D)  A mine

Thus far this week, the American Treasure Tour blog has devoted our attention to a  (huge) plot of land located in the heart of Los Angeles, California known as Griffith Park.  At 4,310 acres, it is the eleventh largest urban park in the United States and, if you've been paying attention, has a fascinating story behind it. The man behind the park is Griffith J Griffith, who hoped he would be remembered for his gift to the city, but his reputation was definitely, and justly, tarnished after he tried to kill his wife. So the city rejected further donations during his lifetime. The crimes of the dead were apparently forgiven, though, when he willed more money to Griffith Park with his death to build some of the structures that are now iconic symbols for Los Angeles.  

A one hundred-acre aerodrome was built in the Park in 1912. Famous aviation pioneer Glenn L. Martin flew from there numerous times. It remained in use until 1939, when another airport was built in nearby Glendale that crowded airspace and compelled them to shut it down. Today, the former site of the aerodrome is now the parking lot for the Los Angeles Zoo, the Gene Autry Western Heritage Museum, soccer fields, and the entrances to numerous freeways. At around the same time, Hollywood directors started filming there, notably D.W. Griffith (no relation to Griffith Griffith), who filmed the battle scenes from his epic and highly controversial Birth of a Nation there in 1915.  Right after the Japanese attacked Pearl Harbor in 1941, Japanese-American citizens were detained in detainment camps located within Griffith Park prior to their dispersal to internment camps in what would become one of the most shameful moments in 20th century American history. 

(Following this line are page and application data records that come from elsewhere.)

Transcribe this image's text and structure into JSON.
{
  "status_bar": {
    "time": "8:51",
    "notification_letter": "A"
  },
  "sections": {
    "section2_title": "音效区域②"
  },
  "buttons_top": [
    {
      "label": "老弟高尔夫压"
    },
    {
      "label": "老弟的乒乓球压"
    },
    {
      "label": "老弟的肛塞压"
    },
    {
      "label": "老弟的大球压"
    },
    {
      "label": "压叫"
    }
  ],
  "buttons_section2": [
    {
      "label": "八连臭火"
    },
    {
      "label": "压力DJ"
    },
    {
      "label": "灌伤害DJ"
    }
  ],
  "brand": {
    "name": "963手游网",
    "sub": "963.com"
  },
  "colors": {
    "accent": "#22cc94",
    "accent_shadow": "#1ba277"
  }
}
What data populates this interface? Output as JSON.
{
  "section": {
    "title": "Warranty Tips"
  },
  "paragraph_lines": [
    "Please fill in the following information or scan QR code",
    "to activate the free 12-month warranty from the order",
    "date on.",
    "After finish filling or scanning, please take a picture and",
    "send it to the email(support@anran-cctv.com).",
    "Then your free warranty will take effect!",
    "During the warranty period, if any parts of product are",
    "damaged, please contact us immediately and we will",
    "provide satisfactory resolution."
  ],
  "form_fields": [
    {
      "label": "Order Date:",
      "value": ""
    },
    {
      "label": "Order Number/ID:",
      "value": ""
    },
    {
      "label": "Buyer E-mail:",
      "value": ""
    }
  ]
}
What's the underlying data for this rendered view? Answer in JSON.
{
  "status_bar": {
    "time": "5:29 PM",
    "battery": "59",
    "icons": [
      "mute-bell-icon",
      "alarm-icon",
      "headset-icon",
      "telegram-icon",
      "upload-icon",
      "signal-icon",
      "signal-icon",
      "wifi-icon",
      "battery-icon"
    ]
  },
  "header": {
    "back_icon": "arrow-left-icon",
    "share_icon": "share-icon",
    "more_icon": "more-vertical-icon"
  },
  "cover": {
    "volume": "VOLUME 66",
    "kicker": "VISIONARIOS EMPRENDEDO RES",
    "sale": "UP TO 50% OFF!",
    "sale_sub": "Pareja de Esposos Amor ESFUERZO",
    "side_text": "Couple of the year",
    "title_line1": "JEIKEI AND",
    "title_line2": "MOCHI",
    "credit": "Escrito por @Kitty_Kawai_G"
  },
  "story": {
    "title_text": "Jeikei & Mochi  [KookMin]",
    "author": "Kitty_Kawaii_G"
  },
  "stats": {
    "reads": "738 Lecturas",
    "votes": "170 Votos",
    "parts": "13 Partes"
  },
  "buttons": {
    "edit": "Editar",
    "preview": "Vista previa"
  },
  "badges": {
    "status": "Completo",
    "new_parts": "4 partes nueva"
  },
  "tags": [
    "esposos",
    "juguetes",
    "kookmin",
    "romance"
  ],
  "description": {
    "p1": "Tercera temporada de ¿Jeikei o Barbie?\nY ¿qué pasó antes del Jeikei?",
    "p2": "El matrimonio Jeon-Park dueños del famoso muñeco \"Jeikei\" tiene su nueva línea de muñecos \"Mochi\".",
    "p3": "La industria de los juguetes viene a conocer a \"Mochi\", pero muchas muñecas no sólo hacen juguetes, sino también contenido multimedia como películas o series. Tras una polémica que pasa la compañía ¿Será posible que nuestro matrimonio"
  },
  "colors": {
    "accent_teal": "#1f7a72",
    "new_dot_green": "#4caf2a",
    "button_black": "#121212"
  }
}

The rich history of Griffith Park will continue tomorrow.  We promise.  Another spot envisioned by Griffith Griffith for the park was a Greek Theatre.  Dedicated in 1930, it did not serve its intended purpose from the start. Rarely used prior to World War II, it became a military barracks during the conflict. In 1975, Nederlander Productions took control of the outdoor performance venue. Today, you can grab a hot meal and watch entertainers of all calibers as they perform for visitors. 

ANSWER:  B)  An ostrich farm